Mice treated with microbiome-depleting antibiotics or genetically modified to lack an adaptive immune response did not show increased rates of cancer growth when exposed to cigarette smoke, reported lead author Prateek Sharma, MBBS, of the University of Miami, and colleagues.
Although previous research has shown that the gut microbiome plays a role in the progression of cancer and that smoking alters the gut microbiome, the collective effects of these changes have not been studied, the investigators wrote in an abstract released as part of the annual Digestive Disease Week, which was canceled because of COVID-19.
“There is information that smoking changes the gut microbiome ... but the impact of this change is not known,” Dr. Sharma said in a virtual press conference.
To learn more, the investigators first performed an experiment using wild-type mice. All mice were injected with a cancer cell line from the pancreas, colon, or bladder. Mice were then sorted into four groups, in which they were given microbiome-depleting antibiotics and exposed to smoke, given antibiotics alone, exposed to smoke alone, or left untreated and unexposed to serve as controls. Tumor size was then measured over the course of 2 months.
The experiment revealed that mice exposed to smoke but not treated with antibiotics had increased rates of tumor growth regardless of cancer type. But in mice treated with antibiotics, the tumor-promoting effects of smoke exposure were completely lost; the mice had rates of tumor growth even lower than controls.
This experiment was repeated with mice genetically engineered to lack an adaptive immune response. Regardless of smoke or antibiotic exposure, all mice had comparable rates of tumor growth.
Dr. Sharma offered a summary of the findings and their possible implications for human medicine.
“Cigarette smoking changes the gut microbiome, and this changed gut microbiome interacts with the immune system to affect cancer progression,” he said. “If we can target this changed microbiome with modulation strategies like antibiotics, probiotics, or administration of good bacteria, we can alter this process. And if the same results are found in human studies, it could go a long way to affect cancer outcomes in smokers.”

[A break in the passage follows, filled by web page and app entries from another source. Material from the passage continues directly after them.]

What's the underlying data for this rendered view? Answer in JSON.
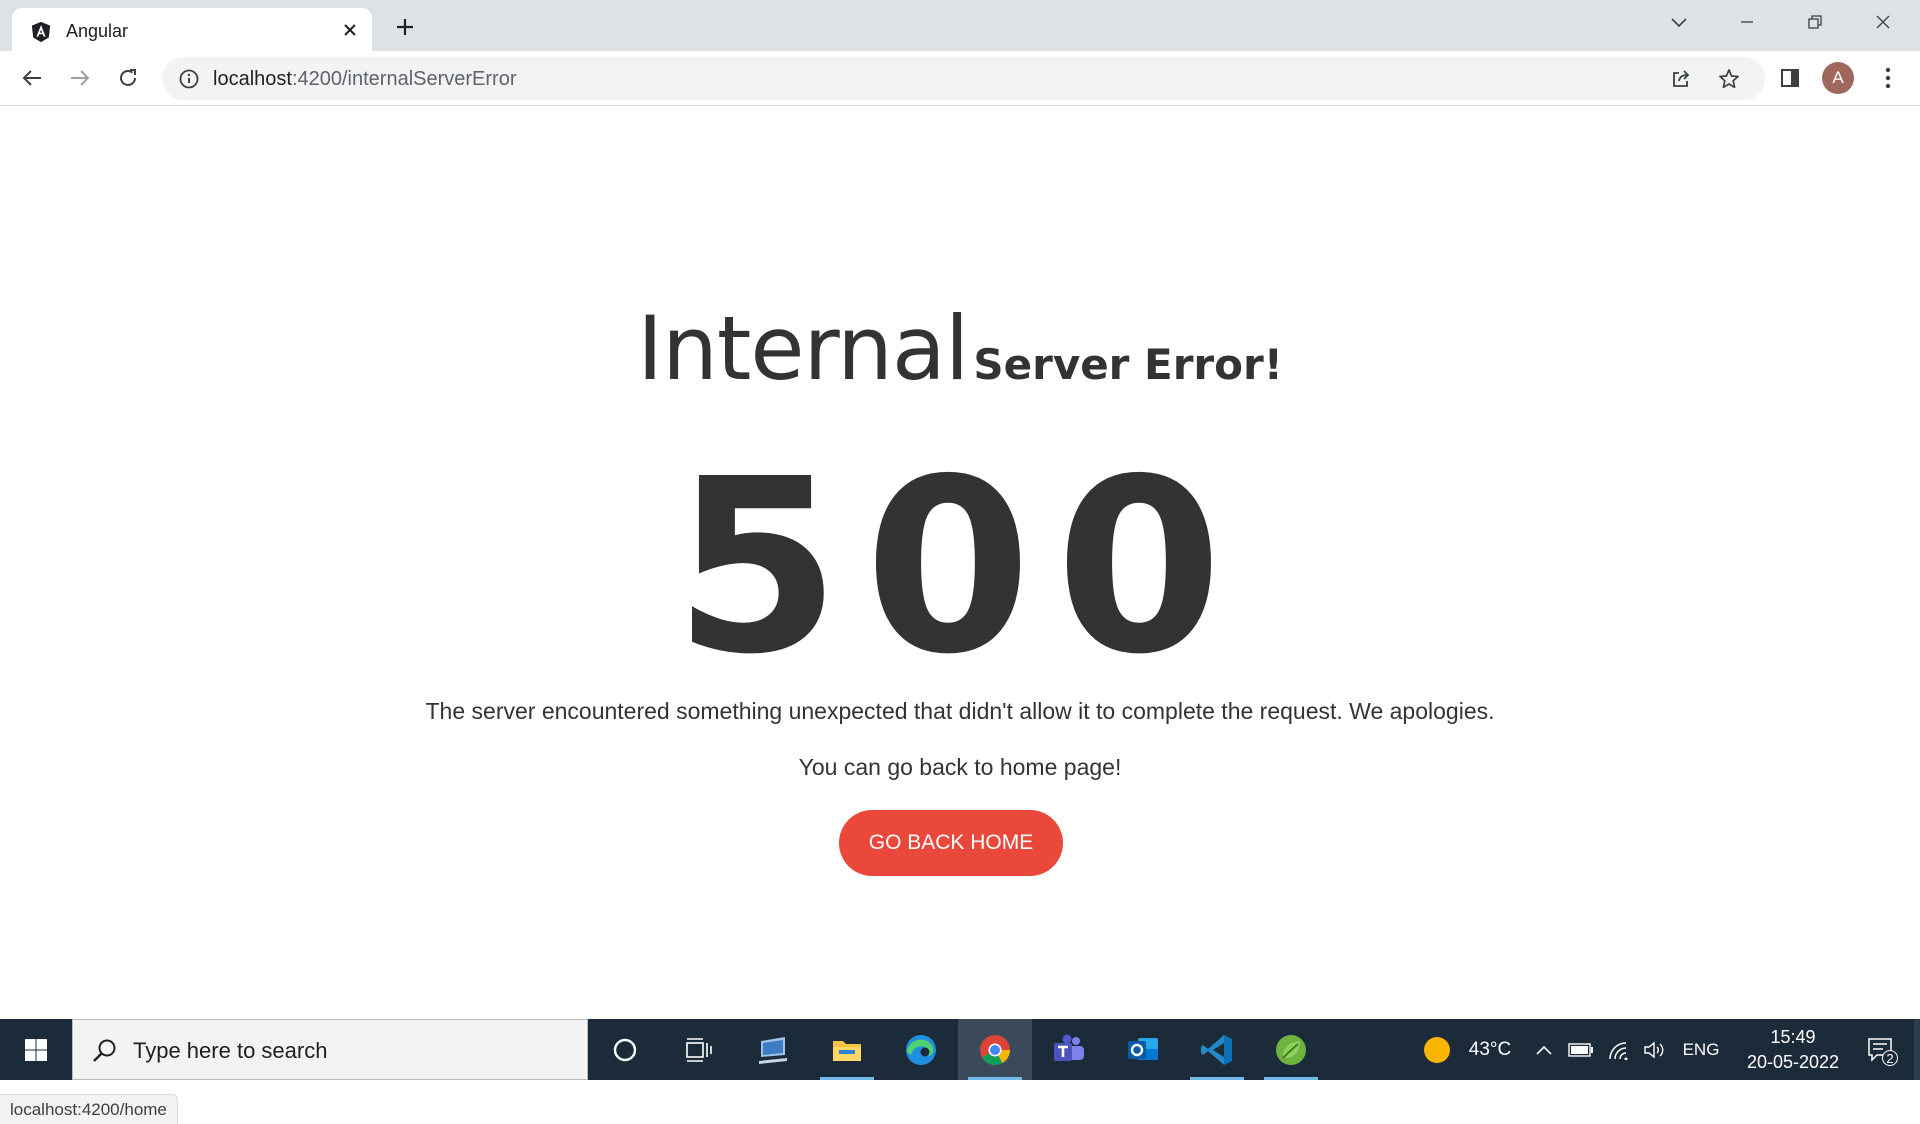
{
  "browser": {
    "tab_title": "Angular",
    "url_host": "localhost",
    "url_path": ":4200/internalServerError",
    "profile_initial": "A",
    "status_link": "localhost:4200/home"
  },
  "page": {
    "heading_big": "Internal",
    "heading_small": "Server Error!",
    "error_code": "500",
    "message": "The server encountered something unexpected that didn't allow it to complete the request. We apologies.",
    "submessage": "You can go back to home page!",
    "button_label": "GO BACK HOME",
    "button_color": "#e9483a"
  },
  "taskbar": {
    "search_placeholder": "Type here to search",
    "weather": "43°C",
    "language": "ENG",
    "time": "15:49",
    "date": "20-05-2022",
    "notification_count": "2",
    "pinned_apps": [
      "cortana",
      "task-view",
      "remote-desktop",
      "file-explorer",
      "edge",
      "chrome",
      "teams",
      "outlook",
      "vscode",
      "spring-tool-suite"
    ]
  }
}
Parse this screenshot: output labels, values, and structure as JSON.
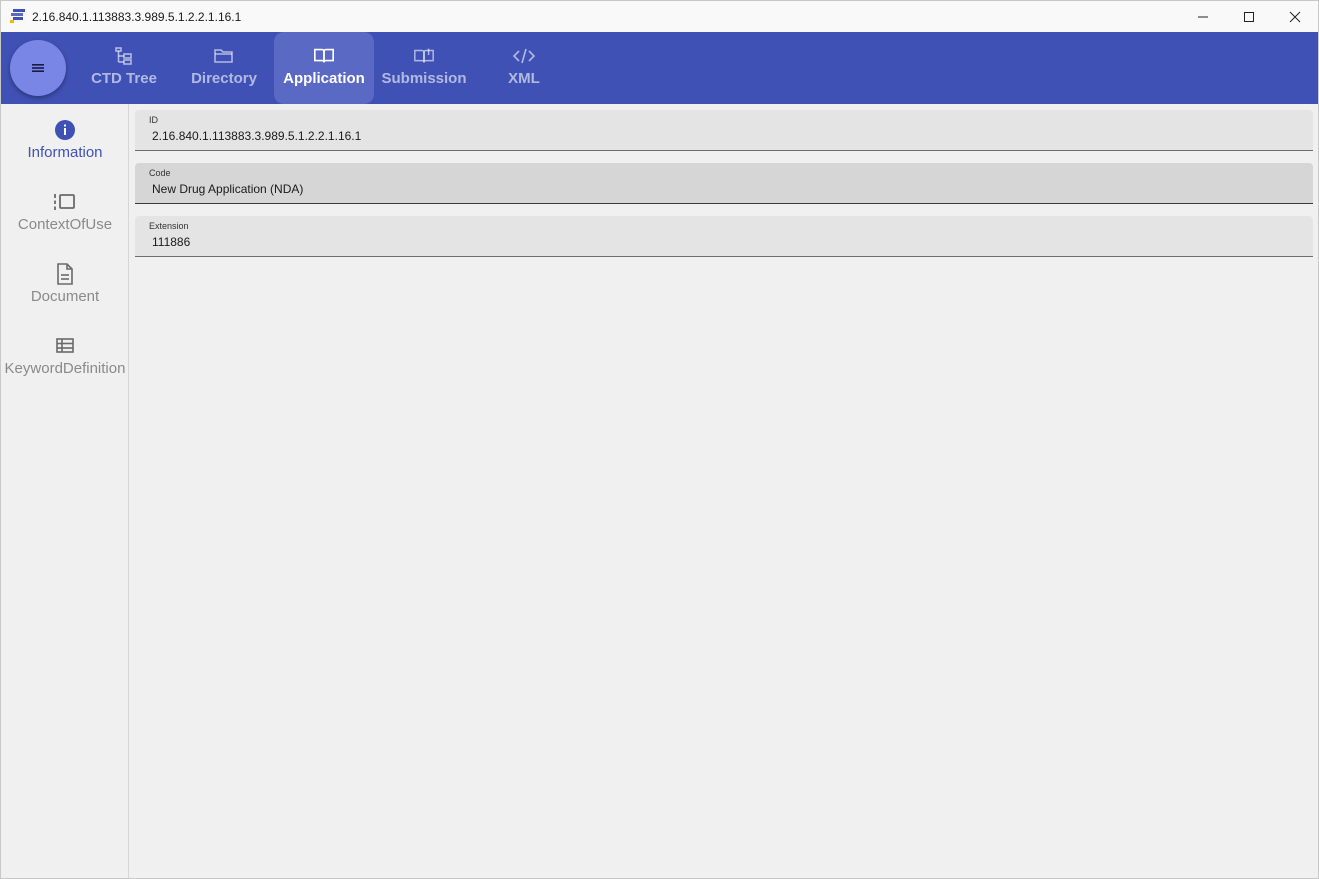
{
  "window": {
    "title": "2.16.840.1.113883.3.989.5.1.2.2.1.16.1"
  },
  "topnav": {
    "menu_icon": "hamburger-icon",
    "tabs": [
      {
        "label": "CTD Tree",
        "icon": "tree-icon",
        "active": false
      },
      {
        "label": "Directory",
        "icon": "folder-icon",
        "active": false
      },
      {
        "label": "Application",
        "icon": "book-open-icon",
        "active": true
      },
      {
        "label": "Submission",
        "icon": "book-icon",
        "active": false
      },
      {
        "label": "XML",
        "icon": "code-icon",
        "active": false
      }
    ]
  },
  "rail": {
    "items": [
      {
        "label": "Information",
        "icon": "info-icon",
        "active": true
      },
      {
        "label": "ContextOfUse",
        "icon": "context-icon",
        "active": false
      },
      {
        "label": "Document",
        "icon": "document-icon",
        "active": false
      },
      {
        "label": "KeywordDefinition",
        "icon": "table-icon",
        "active": false
      }
    ]
  },
  "fields": [
    {
      "label": "ID",
      "value": "2.16.840.1.113883.3.989.5.1.2.2.1.16.1"
    },
    {
      "label": "Code",
      "value": "New Drug Application (NDA)"
    },
    {
      "label": "Extension",
      "value": "111886"
    }
  ],
  "colors": {
    "primary": "#3f51b5",
    "fab": "#7986e6",
    "active_tab": "#5a69c4",
    "background": "#f0f0f0"
  }
}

In addition to human studies, Dr. Sharma said that future research should aim to uncover the underlying mechanisms involved in this process, including the types of bacteria that play a role.
When asked if the study might lessen concerns about the negative impacts of smoking among cancer patients, Dr. Sharma suggested that, even if the findings do translate to humans, smoking would still carry significant health risks.
“Even if gut microbiome modulation strategies do work in these patients, it may help a little, but it’s not going to bring it down to the level of nonsmokers, so it’s no way an excuse to not fear or continue [smoking],” he said.
The study was funded by the Florida Department of Health. The investigators reported no conflicts of interest.